The new Mount Roskill Borough Council comprised of a Mayor and eight (later increased to ten) councillors. Management of council's affairs was vested in the Town Clerk, who was responsible for day to day administration and coordination of the council's five departments: Engineering, Town Planning, Inspectorate, Treasury and Secretarial.
In 1950 the Borough Council decided at the end of the year not to proceed with another proposal, but under a new mayor, Keith Hay, the council applied to the Local Bodies Loans Board late in 1954 for approval for a £35,000 loan.
Approval for the main municipal office building was eventually received after a separate hall had been built in 1956. That year architect Stephen G Wright had received a tender from McLeod Construction of £32,915. Wright had been a resident in the district since c. 1933 and was also the architect for the Mt Roskill War Memorial Hall, the accompanying memorial at May Road and Roskill Sheetmetal Works at 907 Dominion Rd. The contract with McLeod Construction was approved in July that year.
On 29 September 1956, Mayor Keith Hay laid the foundation stone for the new building. Reference was made at the time to past issues between the Borough Council and the Building Controller. The new building was officially opened by the Minister of Internal Affairs on 15 June 1957.
1960 – 1980
The original building was two storeys, with basement garage and storage space. It was built with reinforced concrete columns and beams, concrete block panels to outside walls, wooden floors, and fire-resisting roofing fabric. The lining was with pinus radiate dados, fibrous plaster above, and fibrous plaster ceilings. All the offices on the ground floor faced north, with the entrance on the south-east corner of the building.
Space was allowed for the Council’s typists, Town Clerk and Assistant Town Clerk, and Borough Engineer’s offices. On the first floor was the Council chamber, committee room, Mayor’s office, staff room and duplicating room.
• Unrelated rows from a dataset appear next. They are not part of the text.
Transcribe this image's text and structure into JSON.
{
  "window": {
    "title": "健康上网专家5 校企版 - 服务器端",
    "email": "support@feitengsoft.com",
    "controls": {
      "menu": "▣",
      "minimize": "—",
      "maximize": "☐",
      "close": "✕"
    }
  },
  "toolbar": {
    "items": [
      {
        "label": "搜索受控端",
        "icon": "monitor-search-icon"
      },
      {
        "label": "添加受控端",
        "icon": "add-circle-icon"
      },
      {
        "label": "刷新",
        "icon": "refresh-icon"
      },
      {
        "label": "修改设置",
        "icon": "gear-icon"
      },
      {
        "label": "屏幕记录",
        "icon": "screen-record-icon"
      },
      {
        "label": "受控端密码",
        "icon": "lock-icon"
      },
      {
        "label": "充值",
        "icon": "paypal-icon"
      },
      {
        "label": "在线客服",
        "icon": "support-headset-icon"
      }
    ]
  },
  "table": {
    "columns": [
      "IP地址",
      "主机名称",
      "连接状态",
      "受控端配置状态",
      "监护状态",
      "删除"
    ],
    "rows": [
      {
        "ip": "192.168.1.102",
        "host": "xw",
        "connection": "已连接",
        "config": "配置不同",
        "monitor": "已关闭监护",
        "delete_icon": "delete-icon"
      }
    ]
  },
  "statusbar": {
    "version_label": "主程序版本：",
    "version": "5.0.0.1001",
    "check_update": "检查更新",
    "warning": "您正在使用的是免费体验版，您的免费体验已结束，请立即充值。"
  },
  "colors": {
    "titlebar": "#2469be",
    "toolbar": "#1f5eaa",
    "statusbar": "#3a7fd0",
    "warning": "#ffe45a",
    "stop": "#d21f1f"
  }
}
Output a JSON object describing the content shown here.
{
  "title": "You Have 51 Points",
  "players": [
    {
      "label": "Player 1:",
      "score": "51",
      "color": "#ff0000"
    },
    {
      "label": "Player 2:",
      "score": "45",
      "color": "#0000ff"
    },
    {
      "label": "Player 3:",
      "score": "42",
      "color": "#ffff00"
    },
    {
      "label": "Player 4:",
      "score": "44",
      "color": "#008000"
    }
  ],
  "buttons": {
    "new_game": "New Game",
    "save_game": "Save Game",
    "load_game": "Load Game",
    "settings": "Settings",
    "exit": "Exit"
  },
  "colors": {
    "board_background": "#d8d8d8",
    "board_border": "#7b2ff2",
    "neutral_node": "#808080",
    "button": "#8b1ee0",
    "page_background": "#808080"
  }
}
The building was extended over the course of the 1970s and 1980s, with the deck space enclosed in 1988 by glass panels.
1980 – 2010
The Mt Roskill Borough Council building served the borough’s residents as the physical point of contact with the council in terms of transactions from paying rates through to applying for building consents until amalgamation with Auckland City Council in 1989.
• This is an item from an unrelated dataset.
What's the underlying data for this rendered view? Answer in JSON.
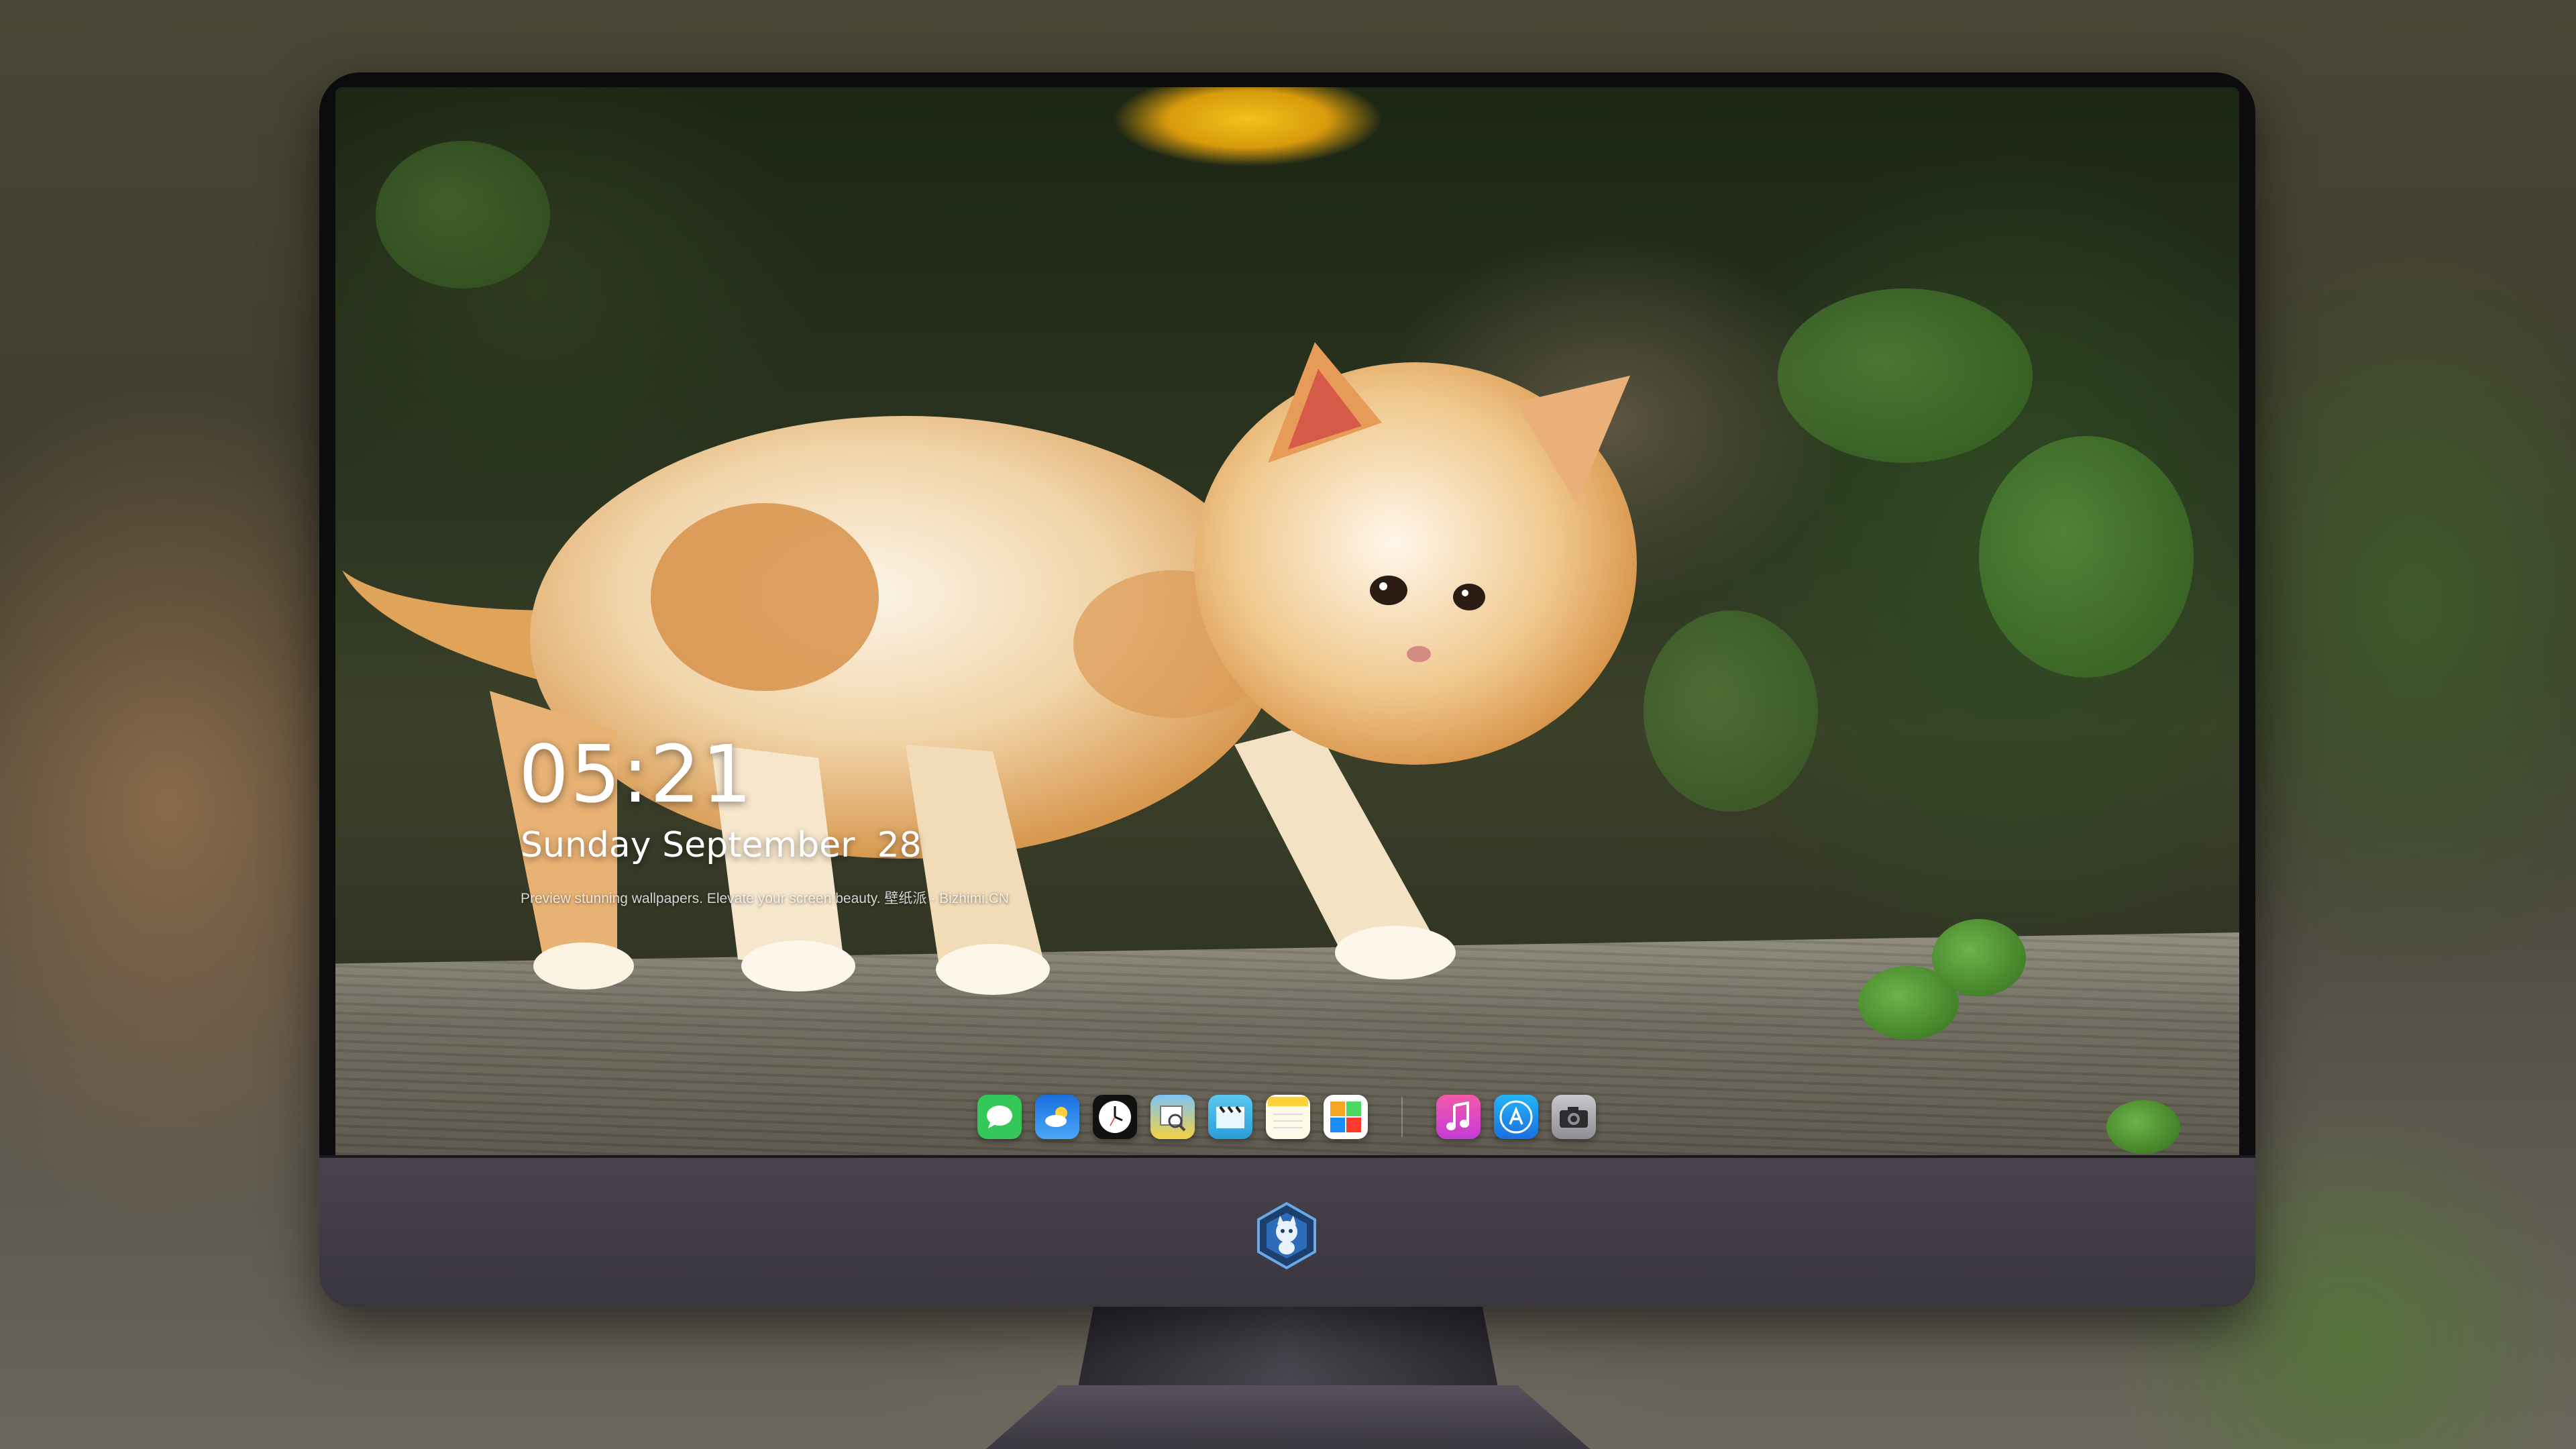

Even after amalgamation, the building became the Eden-Roskill area office, and so remained a local focus in terms of the council’s contact with the district’s community. In 1997, the area office was closed and converted to become offices for Metrowater, until the 2010 amalgamation and creation of Auckland Council.
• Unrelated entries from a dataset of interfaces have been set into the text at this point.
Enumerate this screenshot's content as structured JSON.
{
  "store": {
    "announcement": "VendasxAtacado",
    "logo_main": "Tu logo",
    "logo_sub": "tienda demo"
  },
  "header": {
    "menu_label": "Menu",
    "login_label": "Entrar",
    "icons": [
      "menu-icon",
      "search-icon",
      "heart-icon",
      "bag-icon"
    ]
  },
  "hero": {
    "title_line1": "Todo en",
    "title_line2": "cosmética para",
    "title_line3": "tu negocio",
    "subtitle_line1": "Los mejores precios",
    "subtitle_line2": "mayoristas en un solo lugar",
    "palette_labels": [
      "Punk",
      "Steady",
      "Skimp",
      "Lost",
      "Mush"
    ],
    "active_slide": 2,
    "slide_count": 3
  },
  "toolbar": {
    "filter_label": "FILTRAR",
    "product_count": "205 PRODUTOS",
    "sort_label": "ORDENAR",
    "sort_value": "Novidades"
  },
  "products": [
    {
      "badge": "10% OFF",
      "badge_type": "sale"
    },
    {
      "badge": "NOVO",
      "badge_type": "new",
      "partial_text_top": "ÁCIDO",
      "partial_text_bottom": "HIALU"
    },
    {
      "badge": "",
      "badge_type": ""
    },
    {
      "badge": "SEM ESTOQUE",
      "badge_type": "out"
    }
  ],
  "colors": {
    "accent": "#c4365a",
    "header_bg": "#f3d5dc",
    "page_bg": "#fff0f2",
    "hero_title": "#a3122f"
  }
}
2010 – present time
The building was used for a time by Puketāpapa Local Board as their offices until black mould was discovered in the newer sections of the building, and the chambers were mothballed in 2012. It was effectively a leaky building due to shoddy renovations in the 1990s.
In 2016, after a campaign led by Puketāpapa Local Board, the Mt Roskill (Puketāpapa ) Historical Society and the local community, Auckland Council agreed to fund the restoration project which involved removal of the affected extensions including the 1988 panels enclosing the original deck space, bringing the chambers back to public use once again.
Work began in late 2016 to remove the problematic 1990 addition and install a new lift, new roof, new air-conditioning system and new toilets, as well as a structural upgrade and internal refurbishment.
“It is hard to believe that it was almost exactly four years ago that we began the campaign to save our Borough Council Building at Three Kings. the Historical Society organised a 1000 strong petition of local residents in support of saving the Chambers.
Puketāpapa Local Board contributed in a big way and took a stand in favour of restoration,” says Garth Houltham, President of the Mt Roskill (Puketāpapa ) Historical Society. “This is significant from a historical point of view.”
The Mt Roskill Municipal Chambers Open Day is set to be a fun, free, family-day with guided tours by the local historical society, a brass band and a food truck.